Rescue workers and good Samaritans who found a Colorado mom after she had been trapped in her totaled car for at least six days said Tuesday that her survival was miraculous.
"I never expected to find what I found," said Andy Lombard, who spotted Kristin Hopkins' crumpled, overturned Chevrolet Malibu some 120 feet down an embankment and climbed down to help.
"I wish I could have found her sooner."
Hopkins, a 43-year-old single mother of four, went missing on April 27. On Sunday, Lombard and his wife Hope were driving on the highway, when he spotted something amiss and told her to pull over.
"I happened to look out the window at the right time at the right place and I saw a car upside down in the aspen trees," he said.
"It was a horrific crash scene," he said.
He clambered down, peered through the tinted windows of the wreck, saw what he assumed was a dead body and called police.
When Fairplay Police Chief David Gottschalk got to the road above the embankment and looked down, he saw the mangled red Malibu and debris scattered about.
He was certain the driver must be dead and was stunned when two firefighters who went down yelled up, "She's alive."
Even more shocking: a red and white umbrella propped up against the side of the car was not just a vestige of the crash but an SOS note a desperate Hopkins had scrawled with a marker.

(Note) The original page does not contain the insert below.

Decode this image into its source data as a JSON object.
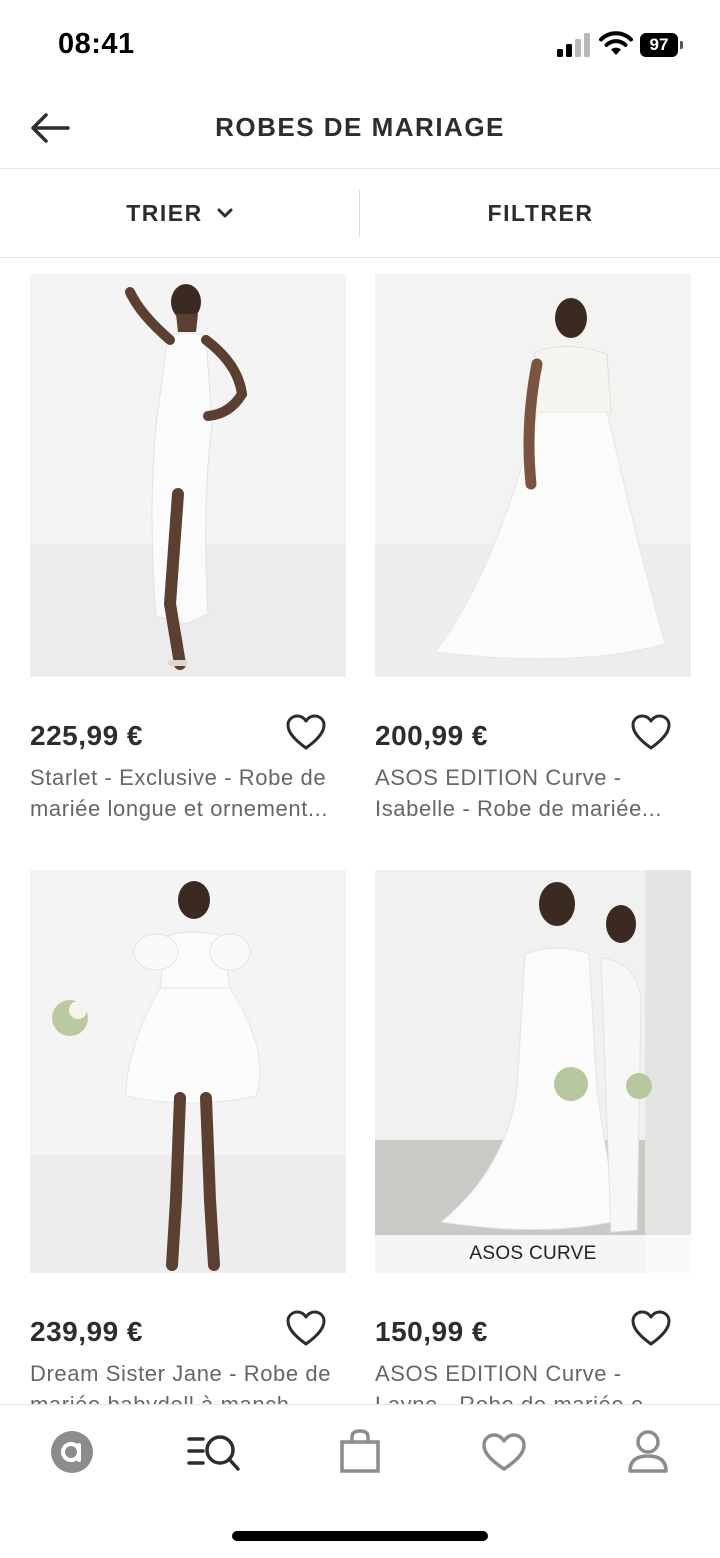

"Thirsty + hungry," she had written.
"Six days no food or water."
"Please help. Can't get doors open."
"Need doctor. Hurt and bleeding."

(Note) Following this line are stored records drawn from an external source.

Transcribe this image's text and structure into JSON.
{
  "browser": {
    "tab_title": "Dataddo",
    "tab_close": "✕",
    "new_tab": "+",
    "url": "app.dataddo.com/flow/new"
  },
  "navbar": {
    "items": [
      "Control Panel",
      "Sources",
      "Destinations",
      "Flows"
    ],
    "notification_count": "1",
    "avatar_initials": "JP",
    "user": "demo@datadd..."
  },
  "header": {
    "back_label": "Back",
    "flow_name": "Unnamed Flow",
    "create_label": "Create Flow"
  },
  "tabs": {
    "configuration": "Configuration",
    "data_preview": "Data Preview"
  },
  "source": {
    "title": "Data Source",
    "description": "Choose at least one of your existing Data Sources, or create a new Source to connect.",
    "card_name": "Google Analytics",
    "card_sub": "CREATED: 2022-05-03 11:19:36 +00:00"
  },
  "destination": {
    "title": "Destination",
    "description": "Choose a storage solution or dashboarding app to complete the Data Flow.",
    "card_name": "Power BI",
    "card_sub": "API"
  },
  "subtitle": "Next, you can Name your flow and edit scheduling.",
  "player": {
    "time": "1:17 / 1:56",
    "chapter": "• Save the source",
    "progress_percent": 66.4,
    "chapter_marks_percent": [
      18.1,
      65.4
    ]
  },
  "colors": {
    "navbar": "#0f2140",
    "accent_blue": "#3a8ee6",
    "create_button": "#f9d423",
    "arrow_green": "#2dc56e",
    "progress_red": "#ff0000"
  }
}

That was no exaggeration. When first responders broke open the window, they found a severely injured woman slipping in and out of consciousness, her face horribly bruised.
"Like she had been in a 13-round fight with Mike Tyson," Gottschalk told NBC affiliate KUSA.
The Jaws of Life were used to pry Hopkins from the heap of twisted metal and she was flown to the hospital, where doctors found they would have to amputate both her feet.
"Kristin was seriously injured and with multiple internal and external injuries," her family said in a written statement.
"Doctors were not able to save her feet due to the severity of those injuries. Kristin is in critical but stable condition at this time and has a very long road ahead."
But she's alive — an outcome that the police chief could scarcely have imagined. Most people wouldn't have lived through the plunge, much less the frigid nights with no food or water, he said.
"Miracle," he said. "That's probably the best word I could use."
Lombard agreed, recalling how terrible he felt when he first got close to Hopkins' car and saw it was totaled.
"It was very devastating at first," he said, "but truly a miracle that she pulled through it."
He shrugged off praise for what he did, saying it was luck he happened to see the car in a grove of trees, barely visible from the highway.
The real hero of the ordeal, he said, is Hopkins herself.
"Truly she is a woman of endurance," he said. "I'm really proud of her for hanging on."